***** Recorded data
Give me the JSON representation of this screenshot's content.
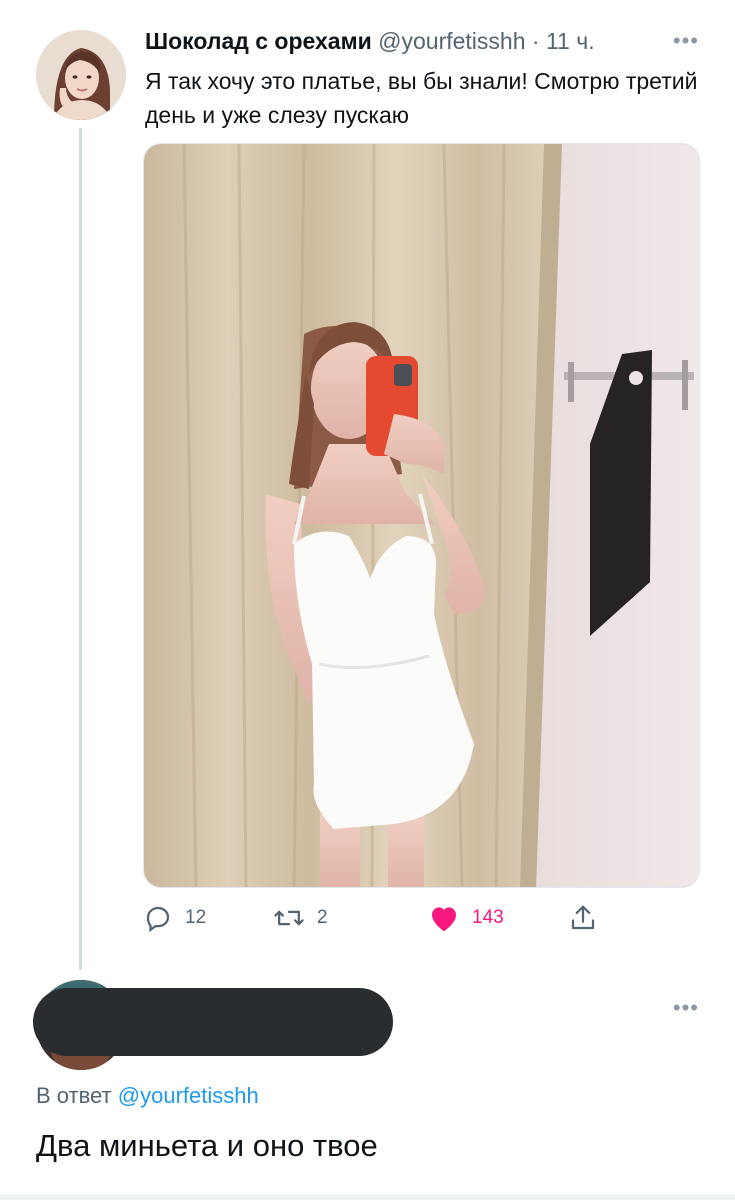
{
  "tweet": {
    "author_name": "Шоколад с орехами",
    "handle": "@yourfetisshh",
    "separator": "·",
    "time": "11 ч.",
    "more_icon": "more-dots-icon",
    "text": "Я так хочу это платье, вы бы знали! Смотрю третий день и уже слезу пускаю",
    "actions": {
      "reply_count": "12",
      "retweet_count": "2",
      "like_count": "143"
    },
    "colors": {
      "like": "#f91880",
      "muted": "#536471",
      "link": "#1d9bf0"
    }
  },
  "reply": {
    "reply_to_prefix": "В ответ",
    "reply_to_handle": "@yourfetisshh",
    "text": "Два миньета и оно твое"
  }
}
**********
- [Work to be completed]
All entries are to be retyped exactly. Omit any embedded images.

- [Solution]
Give me the JSON representation of this screenshot's content.
{
  "tweet": {
    "author_name": "Шоколад с орехами",
    "handle": "@yourfetisshh",
    "separator": "·",
    "time": "11 ч.",
    "more_icon": "more-dots-icon",
    "text": "Я так хочу это платье, вы бы знали! Смотрю третий день и уже слезу пускаю",
    "actions": {
      "reply_count": "12",
      "retweet_count": "2",
      "like_count": "143"
    },
    "colors": {
      "like": "#f91880",
      "muted": "#536471",
      "link": "#1d9bf0"
    }
  },
  "reply": {
    "reply_to_prefix": "В ответ",
    "reply_to_handle": "@yourfetisshh",
    "text": "Два миньета и оно твое"
  }
}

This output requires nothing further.